▸ Exercise inputs:
▼▼▼

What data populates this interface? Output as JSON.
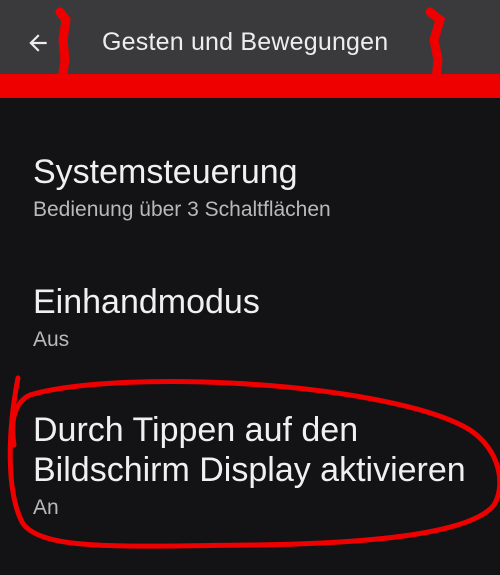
{
  "appbar": {
    "title": "Gesten und Bewegungen",
    "back_icon": "arrow-left-icon"
  },
  "settings": [
    {
      "title": "Systemsteuerung",
      "subtitle": "Bedienung über 3 Schaltflächen"
    },
    {
      "title": "Einhandmodus",
      "subtitle": "Aus"
    },
    {
      "title": "Durch Tippen auf den Bildschirm Display aktivieren",
      "subtitle": "An"
    }
  ],
  "colors": {
    "background": "#131315",
    "appbar": "#3a3a3c",
    "annotation": "#ee0000"
  }
}
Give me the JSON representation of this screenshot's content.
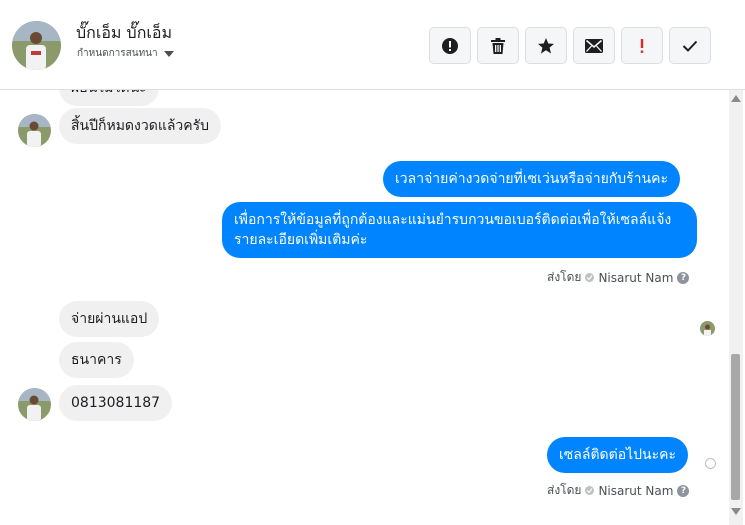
{
  "header": {
    "contact_name": "บั๊กเอ็ม บั๊กเอ็ม",
    "contact_sub": "กำหนดการสนทนา",
    "actions": [
      {
        "name": "report-spam-button",
        "icon": "alert-icon"
      },
      {
        "name": "delete-button",
        "icon": "trash-icon"
      },
      {
        "name": "star-button",
        "icon": "star-icon"
      },
      {
        "name": "mark-unread-button",
        "icon": "envelope-icon"
      },
      {
        "name": "mark-important-button",
        "icon": "exclamation-icon"
      },
      {
        "name": "mark-done-button",
        "icon": "check-icon"
      }
    ]
  },
  "messages": {
    "in_top_partial": "ผ่อนไม่ได้นะ",
    "in_1": "สิ้นปีก็หมดงวดแล้วครับ",
    "out_1": "เวลาจ่ายค่างวดจ่ายที่เซเว่นหรือจ่ายกับร้านคะ",
    "out_2": "เพื่อการให้ข้อมูลที่ถูกต้องและแม่นยำรบกวนขอเบอร์ติดต่อเพื่อให้เซลล์แจ้งรายละเอียดเพิ่มเติมค่ะ",
    "in_2": "จ่ายผ่านแอป",
    "in_3": "ธนาคาร",
    "in_4": "0813081187",
    "out_3": "เซลล์ติดต่อไปนะคะ"
  },
  "sent_by": {
    "label": "ส่งโดย",
    "name": "Nisarut Nam"
  },
  "colors": {
    "outgoing": "#0084ff",
    "incoming": "#f1f0f0"
  }
}
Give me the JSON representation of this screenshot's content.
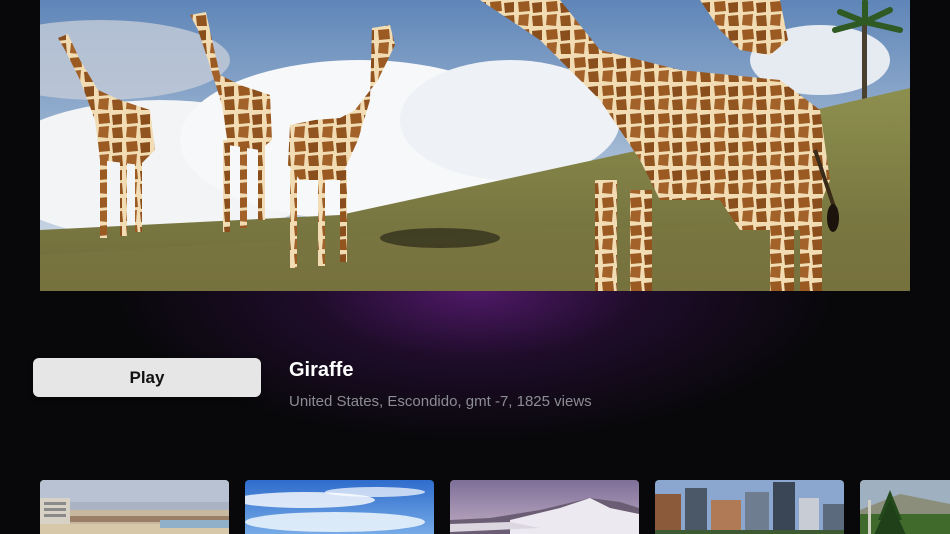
{
  "hero": {
    "image": "giraffes-on-hillside-photo"
  },
  "player": {
    "play_label": "Play",
    "title": "Giraffe",
    "subtitle": "United States, Escondido, gmt -7, 1825 views"
  },
  "thumbnails": [
    {
      "image": "beach-city-photo"
    },
    {
      "image": "blue-sky-clouds-photo"
    },
    {
      "image": "snowy-mountain-photo"
    },
    {
      "image": "city-skyscrapers-photo"
    },
    {
      "image": "green-forest-hills-photo"
    }
  ],
  "colors": {
    "background": "#08080a",
    "accent_glow": "#5c1c78",
    "button_bg": "#e6e6e6"
  }
}
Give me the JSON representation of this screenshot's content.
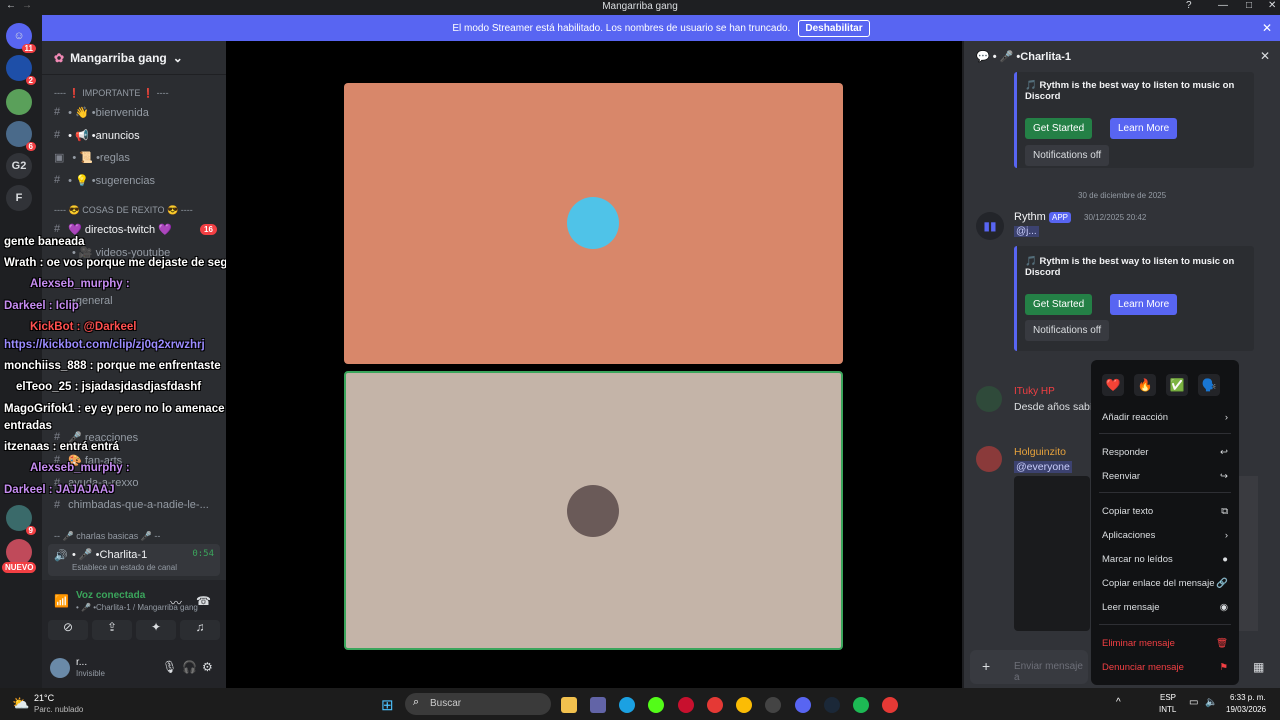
{
  "window": {
    "title": "Mangarriba gang"
  },
  "banner": {
    "text": "El modo Streamer está habilitado. Los nombres de usuario se han truncado.",
    "button": "Deshabilitar"
  },
  "servers": [
    {
      "badge": "11"
    },
    {
      "badge": "2"
    },
    {
      "badge": ""
    },
    {
      "badge": "6"
    },
    {
      "label": "G2"
    },
    {
      "label": "F"
    },
    {
      "badge": "21"
    },
    {
      "badge": "221"
    },
    {
      "badge": "21"
    },
    {
      "badge": "536"
    },
    {
      "badge": "3"
    },
    {
      "badge": "9"
    },
    {
      "badge": "NUEVO"
    }
  ],
  "guild": {
    "name": "Mangarriba gang"
  },
  "categories": {
    "importante": "---- ❗ IMPORTANTE ❗ ----",
    "rexito": "---- 😎 COSAS DE REXITO 😎 ----",
    "charlas": "-- 🎤 charlas basicas 🎤 --"
  },
  "channels": {
    "bienvenida": "• 👋 •bienvenida",
    "anuncios": "• 📢 •anuncios",
    "reglas": "• 📜 •reglas",
    "sugerencias": "• 💡 •sugerencias",
    "twitch": "💜 directos-twitch 💜",
    "twitch_badge": "16",
    "youtube": "• 🎥 videos-youtube",
    "general": "•general",
    "reacciones": "🎤 reacciones",
    "fanarts": "🎨 fan-arts",
    "ayuda": "ayuda-a-rexxo",
    "chimbadas": "chimbadas-que-a-nadie-le-...",
    "charlita": "• 🎤 •Charlita-1",
    "charlita_time": "0:54",
    "charlita_status": "Establece un estado de canal"
  },
  "voice": {
    "status": "Voz conectada",
    "location": "• 🎤 •Charlita-1 / Mangarriba gang"
  },
  "user": {
    "name": "r...",
    "status": "Invisible"
  },
  "overlay": [
    {
      "text": "gente baneada"
    },
    {
      "text": "Wrath : oe vos porque me dejaste de seguir HP"
    },
    {
      "text": "Alexseb_murphy :"
    },
    {
      "text": "Darkeel : Iclip"
    },
    {
      "text": "KickBot : @Darkeel"
    },
    {
      "text": "https://kickbot.com/clip/zj0q2xrwzhrj"
    },
    {
      "text": "monchiiss_888 : porque me enfrentaste"
    },
    {
      "text": "elTeoo_25 : jsjadasjdasdjasfdashf"
    },
    {
      "text": "MagoGrifok1 : ey ey pero no lo amenace con esas"
    },
    {
      "text": "entradas"
    },
    {
      "text": "itzenaas : entrá entrá"
    },
    {
      "text": "Alexseb_murphy :"
    },
    {
      "text": "Darkeel : JAJAJAAJ"
    }
  ],
  "right": {
    "header": "• 🎤 •Charlita-1",
    "embed_text": "🎵 Rythm is the best way to listen to music on Discord",
    "get_started": "Get Started",
    "learn_more": "Learn More",
    "notifications": "Notifications off",
    "date_sep": "30 de diciembre de 2025",
    "rythm_name": "Rythm",
    "app_tag": "APP",
    "rythm_time": "30/12/2025 20:42",
    "rythm_mention": "@j...",
    "msg1_author": "ITuky HP",
    "msg1_text": "Desde años sabía",
    "msg2_author": "Holguinzito",
    "msg2_text": "@everyone",
    "input_placeholder": "Enviar mensaje a"
  },
  "menu": {
    "add_reaction": "Añadir reacción",
    "reply": "Responder",
    "forward": "Reenviar",
    "copy_text": "Copiar texto",
    "apps": "Aplicaciones",
    "mark_unread": "Marcar no leídos",
    "copy_link": "Copiar enlace del mensaje",
    "read": "Leer mensaje",
    "delete": "Eliminar mensaje",
    "report": "Denunciar mensaje",
    "reactions": [
      "❤️",
      "🔥",
      "✅",
      "🗣️"
    ]
  },
  "taskbar": {
    "weather": "21°C",
    "weather_sub": "Parc. nublado",
    "search": "Buscar",
    "lang": "ESP",
    "lang2": "INTL",
    "time": "6:33 p. m.",
    "date": "19/03/2026"
  },
  "colors": {
    "blurple": "#5865f2",
    "green": "#248046",
    "red": "#f23f43"
  }
}
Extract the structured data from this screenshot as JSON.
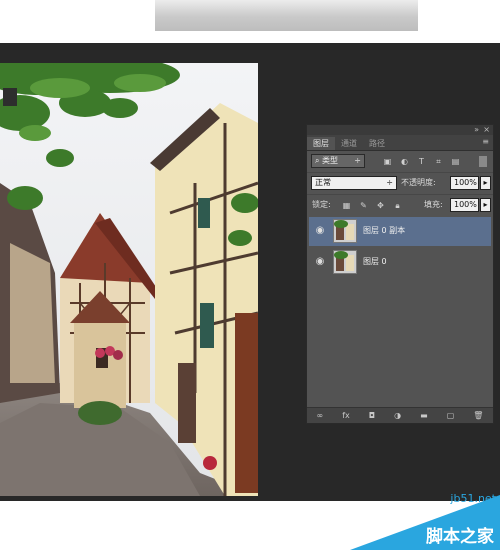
{
  "panel": {
    "tabs": [
      "图层",
      "通道",
      "路径"
    ],
    "filter_kind": "类型",
    "blend_mode": "正常",
    "opacity_label": "不透明度:",
    "opacity_value": "100%",
    "lock_label": "锁定:",
    "fill_label": "填充:",
    "fill_value": "100%",
    "layers": [
      {
        "name": "图层 0 副本",
        "selected": true
      },
      {
        "name": "图层 0",
        "selected": false
      }
    ],
    "footer_icons": [
      "link-icon",
      "fx-icon",
      "mask-icon",
      "adjustment-icon",
      "folder-icon",
      "new-layer-icon",
      "trash-icon"
    ]
  },
  "watermark": {
    "site": "jb51.net",
    "text": "脚本之家"
  },
  "colors": {
    "workspace": "#282828",
    "panel": "#535353",
    "selected_layer": "#5b6f8e",
    "watermark_blue": "#2aa6df"
  }
}
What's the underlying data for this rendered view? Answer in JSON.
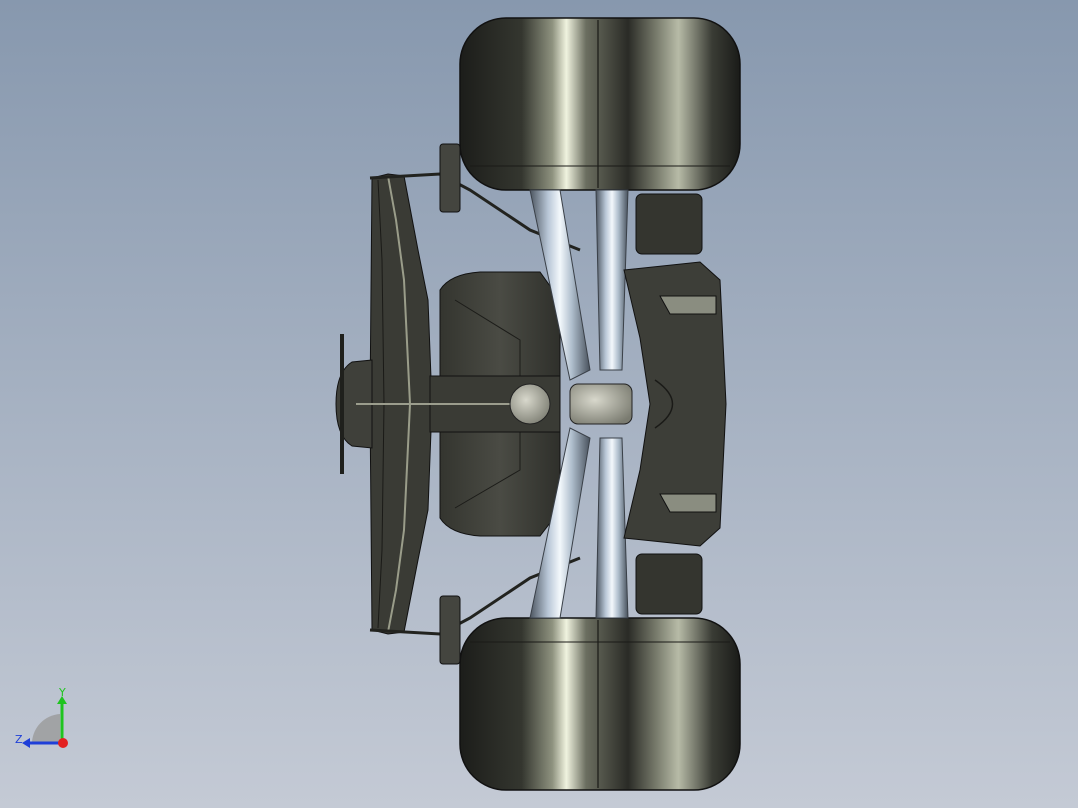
{
  "colors": {
    "background_top": "#8798ae",
    "background_bottom": "#c4cad5",
    "tire": "#2a2b26",
    "body": "#3e3f39",
    "tube_highlight": "#d9e6f2",
    "axis_x": "#e32020",
    "axis_y": "#1fc41f",
    "axis_z": "#1f3fd8"
  },
  "view_triad": {
    "y_label": "Y",
    "z_label": "Z"
  }
}
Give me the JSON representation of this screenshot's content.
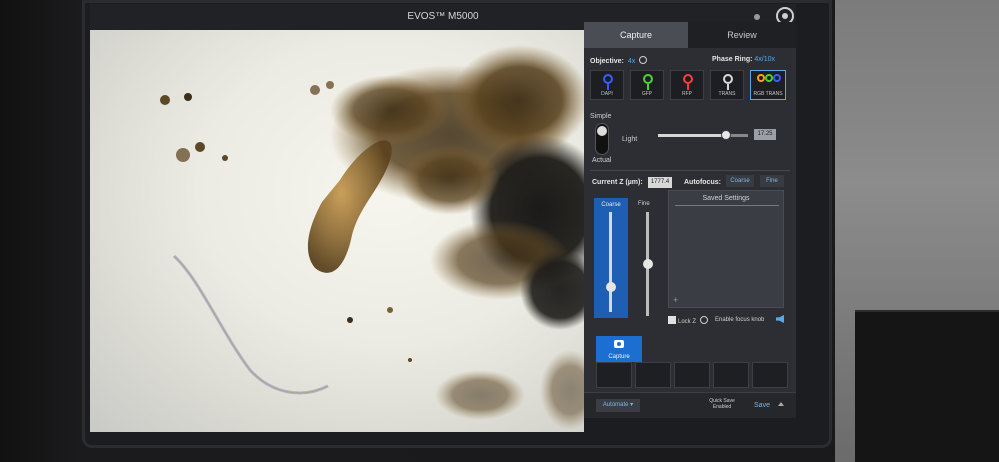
{
  "app": {
    "title": "EVOS™ M5000"
  },
  "tabs": [
    {
      "label": "Capture"
    },
    {
      "label": "Review"
    }
  ],
  "objective": {
    "label": "Objective:",
    "value": "4x"
  },
  "phase_ring": {
    "label": "Phase Ring:",
    "value": "4x/10x"
  },
  "channels": [
    {
      "label": "DAPI",
      "color": "#3b5bff"
    },
    {
      "label": "GFP",
      "color": "#4cd137"
    },
    {
      "label": "RFP",
      "color": "#ff3b3b"
    },
    {
      "label": "TRANS",
      "color": "#d8d8d8"
    },
    {
      "label": "RGB TRANS",
      "color": "#ff9f1a"
    }
  ],
  "light": {
    "mode_top": "Simple",
    "mode_bottom": "Actual",
    "label": "Light",
    "value": "17.25",
    "level_fraction": 0.75
  },
  "z": {
    "label": "Current Z (µm):",
    "value": "1777.4"
  },
  "autofocus": {
    "label": "Autofocus:",
    "coarse_btn": "Coarse",
    "fine_btn": "Fine"
  },
  "focus": {
    "coarse_label": "Coarse",
    "fine_label": "Fine",
    "coarse_fraction": 0.25,
    "fine_fraction": 0.5
  },
  "saved_settings": {
    "title": "Saved Settings",
    "add": "+"
  },
  "lock_z": {
    "label": "Lock Z"
  },
  "enable_focus": {
    "label": "Enable focus knob"
  },
  "capture_button": {
    "label": "Capture"
  },
  "footer": {
    "automate": "Automate ▾",
    "quick_save_line1": "Quick Save",
    "quick_save_line2": "Enabled",
    "save": "Save"
  }
}
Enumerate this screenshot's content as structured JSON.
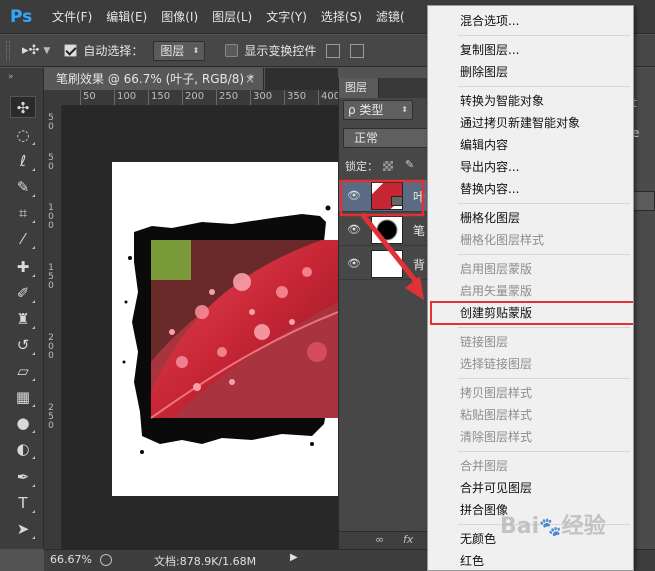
{
  "menubar": {
    "logo": "Ps",
    "items": [
      "文件(F)",
      "编辑(E)",
      "图像(I)",
      "图层(L)",
      "文字(Y)",
      "选择(S)",
      "滤镜("
    ]
  },
  "options": {
    "auto_select_label": "自动选择：",
    "auto_select_checked": true,
    "target_value": "图层",
    "transform_label": "显示变换控件",
    "transform_checked": false
  },
  "document": {
    "tab_title": "笔刷效果 @ 66.7% (叶子, RGB/8) *",
    "close_glyph": "×",
    "ruler_numbers": [
      "50",
      "100",
      "150",
      "200",
      "250",
      "300",
      "350",
      "400"
    ],
    "vruler_numbers": [
      "5",
      "0",
      "5",
      "0",
      "1",
      "0",
      "0",
      "1",
      "5",
      "0",
      "2",
      "0",
      "0",
      "2",
      "5",
      "0"
    ]
  },
  "status": {
    "zoom": "66.67%",
    "doc_info": "文档:878.9K/1.68M",
    "arrow": "▶"
  },
  "layers_panel": {
    "tab_label": "图层",
    "filter_value": "ρ 类型",
    "blend_mode": "正常",
    "lock_label": "锁定：",
    "layers": [
      {
        "name": "叶",
        "selected": true
      },
      {
        "name": "笔",
        "selected": false
      },
      {
        "name": "背",
        "selected": false
      }
    ],
    "footer": {
      "link": "∞",
      "fx": "fx"
    }
  },
  "right_strip": {
    "text1": "t",
    "text2": "e"
  },
  "context_menu": {
    "items": [
      {
        "label": "混合选项...",
        "enabled": true
      },
      {
        "sep": true
      },
      {
        "label": "复制图层...",
        "enabled": true
      },
      {
        "label": "删除图层",
        "enabled": true
      },
      {
        "sep": true
      },
      {
        "label": "转换为智能对象",
        "enabled": true
      },
      {
        "label": "通过拷贝新建智能对象",
        "enabled": true
      },
      {
        "label": "编辑内容",
        "enabled": true
      },
      {
        "label": "导出内容...",
        "enabled": true
      },
      {
        "label": "替换内容...",
        "enabled": true
      },
      {
        "sep": true
      },
      {
        "label": "栅格化图层",
        "enabled": true
      },
      {
        "label": "栅格化图层样式",
        "enabled": false
      },
      {
        "sep": true
      },
      {
        "label": "启用图层蒙版",
        "enabled": false
      },
      {
        "label": "启用矢量蒙版",
        "enabled": false
      },
      {
        "label": "创建剪贴蒙版",
        "enabled": true,
        "highlighted": true
      },
      {
        "sep": true
      },
      {
        "label": "链接图层",
        "enabled": false
      },
      {
        "label": "选择链接图层",
        "enabled": false
      },
      {
        "sep": true
      },
      {
        "label": "拷贝图层样式",
        "enabled": false
      },
      {
        "label": "粘贴图层样式",
        "enabled": false
      },
      {
        "label": "清除图层样式",
        "enabled": false
      },
      {
        "sep": true
      },
      {
        "label": "合并图层",
        "enabled": false
      },
      {
        "label": "合并可见图层",
        "enabled": true
      },
      {
        "label": "拼合图像",
        "enabled": true
      },
      {
        "sep": true
      },
      {
        "label": "无颜色",
        "enabled": true
      },
      {
        "label": "红色",
        "enabled": true
      }
    ]
  },
  "colors": {
    "highlight_border": "#e03137",
    "arrow": "#e03137",
    "leaf_red": "#c72635"
  },
  "watermark": "Baidu 经验"
}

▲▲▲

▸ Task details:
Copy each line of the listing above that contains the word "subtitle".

▸ Response to the task:
      "subtitle": "Bedienung über 3 Schaltflächen"
      "subtitle": "Aus"
      "subtitle": "An"
    "subtitle": "United States, Escondido, gmt -7, 1825 views"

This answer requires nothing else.